Opinion Columns & Blogs

Maria Elena Salinas: A year for the history books

The end of the year means the end of a cycle, for most people.

It's a time to look back at what we've accomplished and where we turned up short.

That is so not only on a personal basis, but also as a country.

I'm sure most will agree that 2008 was a tough year, but it's probably one of the easiest to sum up.

So much good and bad happened that this year certainly will have a special chapter in the history books.

The most important event was, without a doubt, the U.S. presidential election -- and I'll get to that in a minute, but first I want to summarize some of the other stories that made headlines.

After almost 50 years in power, Cuban dictator Fidel Castro resigned, and the much-anticipated fall of the communist government did not come to fruition.

The Marxist regime will celebrate its fifth decade in power with another Castro at the helm, Fidel's younger brother Raul.

After decades of a bloody civil war in Colombia, three of the highest-level leaders of the leftist guerrilla group known as the FARC died.

Several high-profile political hostages were freed in Colombia, including former presidential candidate Ingrid Betancourt and three American contractors.

Betancourt is now fighting for the freedom of more than 700 other hostages, and vows this will be their last Christmas in captivity.

In Mexico, it's been a bad year.

The government's war against drug traffickers resulted in record-breaking drug-related killings.

More than 5,000 people died in the country in the first 11 months of the year -- more than double the amount of the previous year.

The hopes of a new government resolving the safety issue have soured.

Mexicans are still living like hostages in their own homes.

The war in Iraq reached its fifth year.

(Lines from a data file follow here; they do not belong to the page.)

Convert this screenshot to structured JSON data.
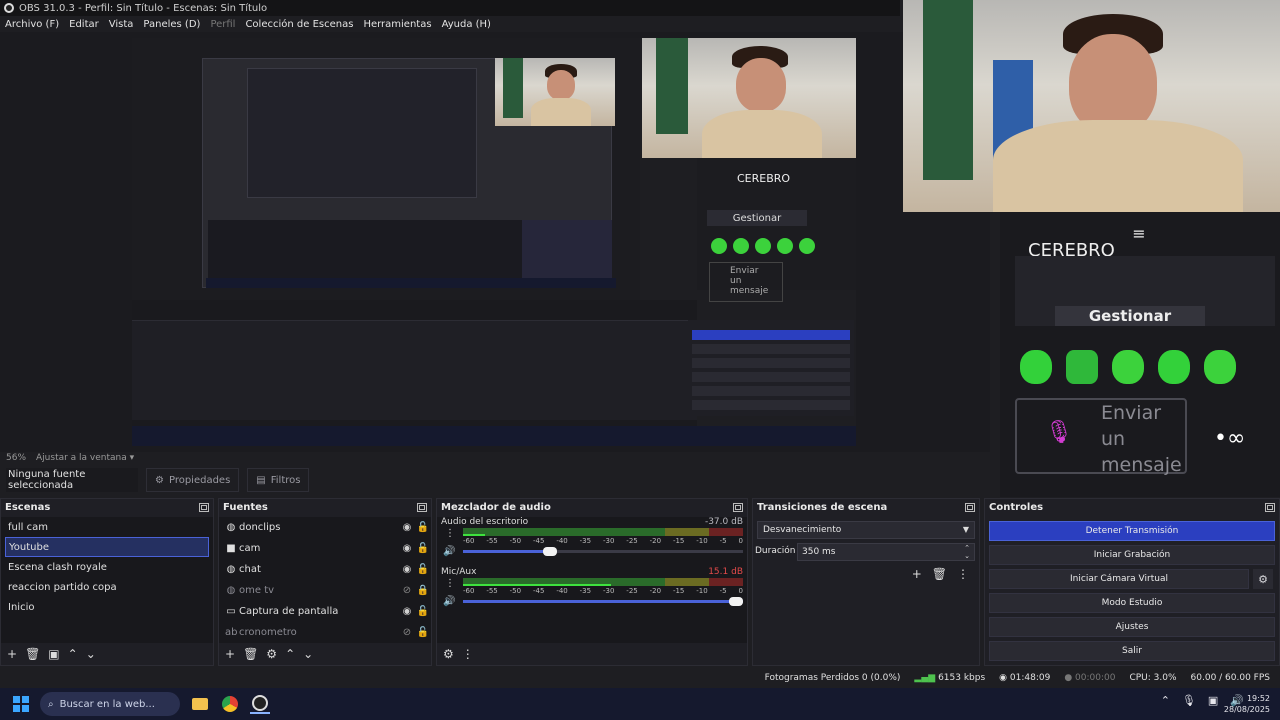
{
  "window": {
    "title": "OBS 31.0.3 - Perfil: Sin Título - Escenas: Sin Título"
  },
  "menu": [
    {
      "label": "Archivo (F)",
      "enabled": true
    },
    {
      "label": "Editar",
      "enabled": true
    },
    {
      "label": "Vista",
      "enabled": true
    },
    {
      "label": "Paneles (D)",
      "enabled": true
    },
    {
      "label": "Perfil",
      "enabled": false
    },
    {
      "label": "Colección de Escenas",
      "enabled": true
    },
    {
      "label": "Herramientas",
      "enabled": true
    },
    {
      "label": "Ayuda (H)",
      "enabled": true
    }
  ],
  "preview": {
    "zoom": "56%",
    "fit_label": "Ajustar a la ventana",
    "chat_overlay": {
      "title": "CEREBRO",
      "manage_label": "Gestionar",
      "send_label": "Enviar un mensaje"
    }
  },
  "source_toolbar": {
    "no_source": "Ninguna fuente seleccionada",
    "properties": "Propiedades",
    "filters": "Filtros"
  },
  "docks": {
    "scenes": {
      "title": "Escenas",
      "items": [
        {
          "label": "full cam",
          "active": false
        },
        {
          "label": "Youtube",
          "active": true
        },
        {
          "label": "Escena clash royale",
          "active": false
        },
        {
          "label": "reaccion partido copa",
          "active": false
        },
        {
          "label": "Inicio",
          "active": false
        }
      ]
    },
    "sources": {
      "title": "Fuentes",
      "items": [
        {
          "label": "donclips",
          "icon": "browser-icon",
          "visible": true,
          "locked": false
        },
        {
          "label": "cam",
          "icon": "camera-icon",
          "visible": true,
          "locked": false
        },
        {
          "label": "chat",
          "icon": "browser-icon",
          "visible": true,
          "locked": false
        },
        {
          "label": "ome tv",
          "icon": "browser-icon",
          "visible": false,
          "locked": true
        },
        {
          "label": "Captura de pantalla",
          "icon": "monitor-icon",
          "visible": true,
          "locked": false
        },
        {
          "label": "cronometro",
          "icon": "text-icon",
          "visible": false,
          "locked": false
        }
      ]
    },
    "mixer": {
      "title": "Mezclador de audio",
      "scale": [
        "-60",
        "-55",
        "-50",
        "-45",
        "-40",
        "-35",
        "-30",
        "-25",
        "-20",
        "-15",
        "-10",
        "-5",
        "0"
      ],
      "channels": [
        {
          "name": "Audio del escritorio",
          "db": "-37.0 dB",
          "db_color": "#b9b9c0",
          "level": 0.08,
          "volume": 0.3
        },
        {
          "name": "Mic/Aux",
          "db": "15.1 dB",
          "db_color": "#e24a4a",
          "level": 0.53,
          "volume": 1.0
        }
      ]
    },
    "transitions": {
      "title": "Transiciones de escena",
      "selected": "Desvanecimiento",
      "duration_label": "Duración",
      "duration_value": "350 ms"
    },
    "controls": {
      "title": "Controles",
      "buttons": [
        {
          "label": "Detener Transmisión",
          "primary": true
        },
        {
          "label": "Iniciar Grabación",
          "primary": false
        },
        {
          "label": "Iniciar Cámara Virtual",
          "primary": false
        },
        {
          "label": "Modo Estudio",
          "primary": false
        },
        {
          "label": "Ajustes",
          "primary": false
        },
        {
          "label": "Salir",
          "primary": false
        }
      ]
    }
  },
  "status": {
    "dropped": "Fotogramas Perdidos 0 (0.0%)",
    "bitrate": "6153 kbps",
    "stream_time": "01:48:09",
    "record_time": "00:00:00",
    "cpu": "CPU: 3.0%",
    "fps": "60.00 / 60.00 FPS"
  },
  "taskbar": {
    "search_placeholder": "Buscar en la web...",
    "time": "19:52",
    "date": "28/08/2025"
  },
  "colors": {
    "accent": "#2b3fc0",
    "meter_green": "#3ee23e",
    "meter_red": "#e24a4a"
  }
}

Pope Benedict XVI made his first visit to the United States and apologized to the victims of sexual abuse by Catholic priests.

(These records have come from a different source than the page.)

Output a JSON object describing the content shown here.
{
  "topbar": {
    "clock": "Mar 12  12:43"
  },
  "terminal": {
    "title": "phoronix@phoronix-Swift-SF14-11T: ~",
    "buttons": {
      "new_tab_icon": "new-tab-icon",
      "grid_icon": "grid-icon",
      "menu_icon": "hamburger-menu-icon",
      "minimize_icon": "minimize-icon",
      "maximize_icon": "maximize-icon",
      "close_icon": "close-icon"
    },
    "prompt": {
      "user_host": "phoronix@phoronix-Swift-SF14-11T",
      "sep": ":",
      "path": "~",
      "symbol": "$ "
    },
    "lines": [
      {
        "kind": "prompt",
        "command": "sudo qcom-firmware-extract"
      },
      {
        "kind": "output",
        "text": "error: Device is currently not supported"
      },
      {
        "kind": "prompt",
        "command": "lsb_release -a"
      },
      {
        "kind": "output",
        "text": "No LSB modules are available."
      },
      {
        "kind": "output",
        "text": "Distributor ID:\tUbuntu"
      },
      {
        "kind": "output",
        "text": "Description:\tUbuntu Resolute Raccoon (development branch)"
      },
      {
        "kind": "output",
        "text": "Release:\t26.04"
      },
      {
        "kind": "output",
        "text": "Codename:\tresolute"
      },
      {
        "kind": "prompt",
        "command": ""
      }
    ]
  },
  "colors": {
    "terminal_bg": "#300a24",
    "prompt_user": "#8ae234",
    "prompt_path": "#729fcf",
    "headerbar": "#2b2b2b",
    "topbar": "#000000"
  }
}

And terrorism reared its fearsome head with a vengeance in the Indian city of Mumbai.

The global economic crisis led to the downfall of major financial institutions that had appeared to be shatterproof.

As a result, companies and individuals have lost millions, and thousands of people have lost their homes and their jobs and will be starting the new year under a veil of uncertainty.

But the event of 2008 that probably will be remembered most is the U.S. presidential election.

The electoral process was like no other we have experienced before.

It culminated in the election of the first African-American as president of the United States, but there was so much more that made history.

Hillary Clinton was the first woman to come so close to becoming the nominee for her party, showing not only that a woman can break barriers and stay strong under the most adverse circumstances, but that a former first lady's experience in the White House can carry more weight than most ever imagined.

The impact Sarah Palin had on the presidential election is particularly noteworthy.

Here is a woman taken out of relative anonymity and put into the limelight, only to shatter the idea of the traits a vice presidential candidate should have.

She made history not only because she was an ultra-conservative woman, mother of five with a special-needs child and the first woman to be on a Republican vice presidential ticket, but because her candidacy proved that it takes more than a good profile to be a heartbeat away from the presidency.

There is no doubt we haven't heard the last of Sarah Palin -- most likely, she will be back to make history again.

This year will be remembered as having witnessed one of the toughest and most divisive presidential campaigns, both in the primaries and the general election.

It also was the most reported, polled and scrutinized in history.

The media showed the power they have to influence public opinion and the turnout of an election not just by being fair and balanced but by "keeping them honest."

John McCain proved that an honest man can put up a tough fight to reach his goal and be humble in the face of defeat.

And of course we have to mention that President-elect Barack Obama raised the bar on how a presidential campaign should be run, with remarkable marketing techniques and by staying focused and on message.

He made history, all right, but what's left to be seen is if he will change the course of history.

Reach Maria Elena Salinas at www.mariaesalinas.com.

  Comments